EXERCISE REQUIREMENTS:
Exact copy, no pictures: restate each entry below word for word.

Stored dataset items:
━━━
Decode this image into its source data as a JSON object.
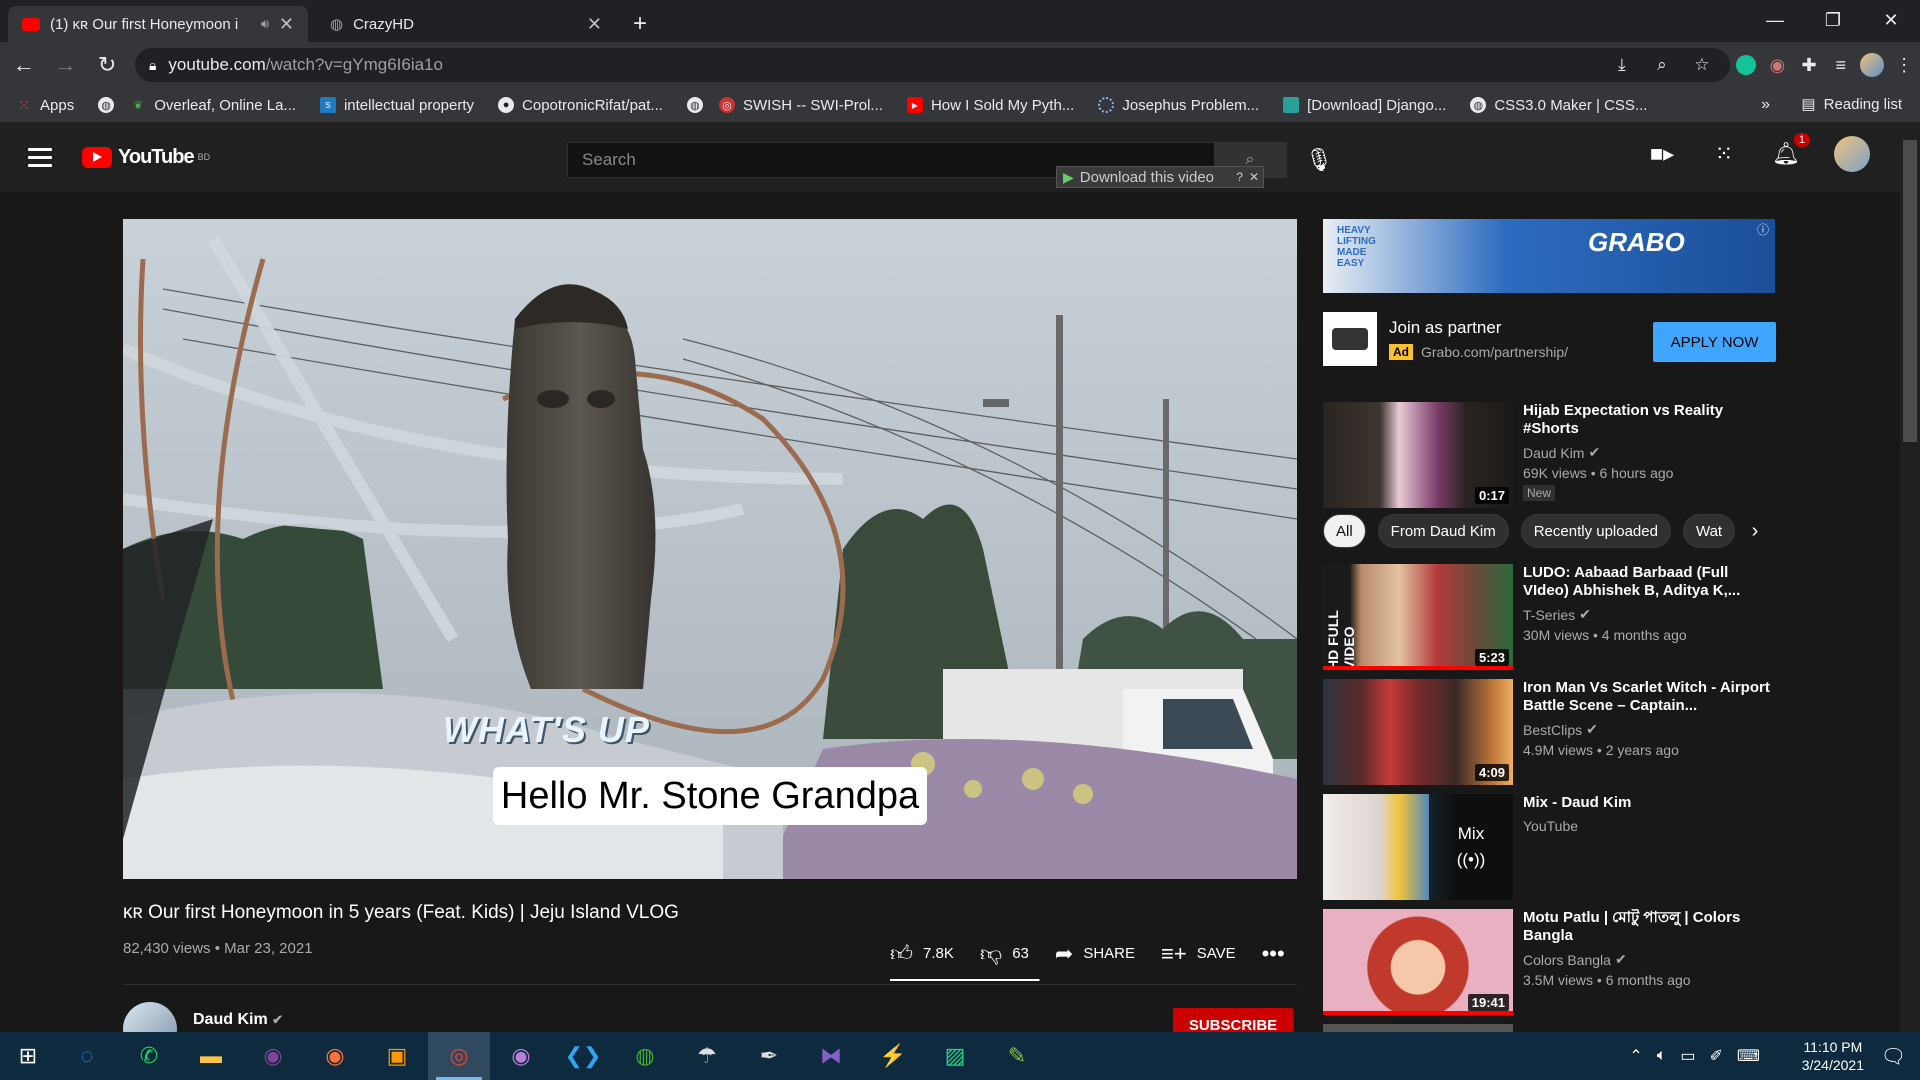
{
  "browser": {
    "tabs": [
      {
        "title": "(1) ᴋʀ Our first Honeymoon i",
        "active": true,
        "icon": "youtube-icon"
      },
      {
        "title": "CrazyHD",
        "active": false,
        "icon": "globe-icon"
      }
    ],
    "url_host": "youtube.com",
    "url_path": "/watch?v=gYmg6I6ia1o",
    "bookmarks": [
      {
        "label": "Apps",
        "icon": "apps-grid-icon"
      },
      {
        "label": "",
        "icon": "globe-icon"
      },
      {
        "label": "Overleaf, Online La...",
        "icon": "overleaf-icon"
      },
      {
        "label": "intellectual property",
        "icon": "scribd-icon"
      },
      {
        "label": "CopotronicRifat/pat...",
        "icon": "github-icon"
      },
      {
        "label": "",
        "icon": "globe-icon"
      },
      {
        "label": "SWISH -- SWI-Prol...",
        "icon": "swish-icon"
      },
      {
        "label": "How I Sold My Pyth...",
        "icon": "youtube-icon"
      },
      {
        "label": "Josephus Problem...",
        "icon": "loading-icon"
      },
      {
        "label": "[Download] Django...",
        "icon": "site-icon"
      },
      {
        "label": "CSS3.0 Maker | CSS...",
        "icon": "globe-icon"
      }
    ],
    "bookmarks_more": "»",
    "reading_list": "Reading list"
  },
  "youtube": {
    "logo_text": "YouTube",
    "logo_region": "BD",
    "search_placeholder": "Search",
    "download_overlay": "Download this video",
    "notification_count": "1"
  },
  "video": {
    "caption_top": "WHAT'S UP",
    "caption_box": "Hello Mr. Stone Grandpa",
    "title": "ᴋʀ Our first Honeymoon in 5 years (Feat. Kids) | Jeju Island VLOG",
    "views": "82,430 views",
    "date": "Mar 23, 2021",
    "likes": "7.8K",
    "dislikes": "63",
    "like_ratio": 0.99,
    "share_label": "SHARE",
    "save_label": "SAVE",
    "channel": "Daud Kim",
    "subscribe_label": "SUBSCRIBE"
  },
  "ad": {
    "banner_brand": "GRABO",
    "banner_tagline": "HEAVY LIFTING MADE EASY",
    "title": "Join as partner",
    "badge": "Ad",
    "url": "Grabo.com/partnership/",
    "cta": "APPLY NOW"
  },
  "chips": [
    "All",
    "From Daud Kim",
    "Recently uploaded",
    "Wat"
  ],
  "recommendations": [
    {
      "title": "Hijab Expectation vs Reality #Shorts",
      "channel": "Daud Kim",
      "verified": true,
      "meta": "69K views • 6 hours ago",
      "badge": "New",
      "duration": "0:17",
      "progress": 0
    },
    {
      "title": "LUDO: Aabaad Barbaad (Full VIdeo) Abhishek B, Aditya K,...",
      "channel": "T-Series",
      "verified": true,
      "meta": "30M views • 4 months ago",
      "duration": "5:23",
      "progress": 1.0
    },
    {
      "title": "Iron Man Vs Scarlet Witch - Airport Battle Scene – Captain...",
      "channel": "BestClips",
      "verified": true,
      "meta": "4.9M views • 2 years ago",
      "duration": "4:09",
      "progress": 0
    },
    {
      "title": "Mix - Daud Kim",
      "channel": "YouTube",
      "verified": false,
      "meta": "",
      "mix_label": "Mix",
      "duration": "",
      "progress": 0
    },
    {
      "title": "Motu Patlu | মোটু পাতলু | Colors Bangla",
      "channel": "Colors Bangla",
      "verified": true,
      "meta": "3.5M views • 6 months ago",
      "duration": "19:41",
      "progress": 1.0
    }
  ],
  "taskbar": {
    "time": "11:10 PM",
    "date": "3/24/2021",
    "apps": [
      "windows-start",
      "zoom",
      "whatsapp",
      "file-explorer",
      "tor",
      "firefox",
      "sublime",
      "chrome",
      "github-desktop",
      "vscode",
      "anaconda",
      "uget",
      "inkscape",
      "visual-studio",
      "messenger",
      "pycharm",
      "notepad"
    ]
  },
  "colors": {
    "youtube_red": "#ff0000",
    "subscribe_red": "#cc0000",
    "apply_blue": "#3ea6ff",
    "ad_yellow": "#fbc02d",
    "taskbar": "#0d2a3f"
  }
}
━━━
EXERCISE RESULT:
Decode this image into its source data as a JSON object.
{
  "browser": {
    "tabs": [
      {
        "title": "(1) ᴋʀ Our first Honeymoon i",
        "active": true,
        "icon": "youtube-icon"
      },
      {
        "title": "CrazyHD",
        "active": false,
        "icon": "globe-icon"
      }
    ],
    "url_host": "youtube.com",
    "url_path": "/watch?v=gYmg6I6ia1o",
    "bookmarks": [
      {
        "label": "Apps",
        "icon": "apps-grid-icon"
      },
      {
        "label": "",
        "icon": "globe-icon"
      },
      {
        "label": "Overleaf, Online La...",
        "icon": "overleaf-icon"
      },
      {
        "label": "intellectual property",
        "icon": "scribd-icon"
      },
      {
        "label": "CopotronicRifat/pat...",
        "icon": "github-icon"
      },
      {
        "label": "",
        "icon": "globe-icon"
      },
      {
        "label": "SWISH -- SWI-Prol...",
        "icon": "swish-icon"
      },
      {
        "label": "How I Sold My Pyth...",
        "icon": "youtube-icon"
      },
      {
        "label": "Josephus Problem...",
        "icon": "loading-icon"
      },
      {
        "label": "[Download] Django...",
        "icon": "site-icon"
      },
      {
        "label": "CSS3.0 Maker | CSS...",
        "icon": "globe-icon"
      }
    ],
    "bookmarks_more": "»",
    "reading_list": "Reading list"
  },
  "youtube": {
    "logo_text": "YouTube",
    "logo_region": "BD",
    "search_placeholder": "Search",
    "download_overlay": "Download this video",
    "notification_count": "1"
  },
  "video": {
    "caption_top": "WHAT'S UP",
    "caption_box": "Hello Mr. Stone Grandpa",
    "title": "ᴋʀ Our first Honeymoon in 5 years (Feat. Kids) | Jeju Island VLOG",
    "views": "82,430 views",
    "date": "Mar 23, 2021",
    "likes": "7.8K",
    "dislikes": "63",
    "like_ratio": 0.99,
    "share_label": "SHARE",
    "save_label": "SAVE",
    "channel": "Daud Kim",
    "subscribe_label": "SUBSCRIBE"
  },
  "ad": {
    "banner_brand": "GRABO",
    "banner_tagline": "HEAVY LIFTING MADE EASY",
    "title": "Join as partner",
    "badge": "Ad",
    "url": "Grabo.com/partnership/",
    "cta": "APPLY NOW"
  },
  "chips": [
    "All",
    "From Daud Kim",
    "Recently uploaded",
    "Wat"
  ],
  "recommendations": [
    {
      "title": "Hijab Expectation vs Reality #Shorts",
      "channel": "Daud Kim",
      "verified": true,
      "meta": "69K views • 6 hours ago",
      "badge": "New",
      "duration": "0:17",
      "progress": 0
    },
    {
      "title": "LUDO: Aabaad Barbaad (Full VIdeo) Abhishek B, Aditya K,...",
      "channel": "T-Series",
      "verified": true,
      "meta": "30M views • 4 months ago",
      "duration": "5:23",
      "progress": 1.0
    },
    {
      "title": "Iron Man Vs Scarlet Witch - Airport Battle Scene – Captain...",
      "channel": "BestClips",
      "verified": true,
      "meta": "4.9M views • 2 years ago",
      "duration": "4:09",
      "progress": 0
    },
    {
      "title": "Mix - Daud Kim",
      "channel": "YouTube",
      "verified": false,
      "meta": "",
      "mix_label": "Mix",
      "duration": "",
      "progress": 0
    },
    {
      "title": "Motu Patlu | মোটু পাতলু | Colors Bangla",
      "channel": "Colors Bangla",
      "verified": true,
      "meta": "3.5M views • 6 months ago",
      "duration": "19:41",
      "progress": 1.0
    }
  ],
  "taskbar": {
    "time": "11:10 PM",
    "date": "3/24/2021",
    "apps": [
      "windows-start",
      "zoom",
      "whatsapp",
      "file-explorer",
      "tor",
      "firefox",
      "sublime",
      "chrome",
      "github-desktop",
      "vscode",
      "anaconda",
      "uget",
      "inkscape",
      "visual-studio",
      "messenger",
      "pycharm",
      "notepad"
    ]
  },
  "colors": {
    "youtube_red": "#ff0000",
    "subscribe_red": "#cc0000",
    "apply_blue": "#3ea6ff",
    "ad_yellow": "#fbc02d",
    "taskbar": "#0d2a3f"
  }
}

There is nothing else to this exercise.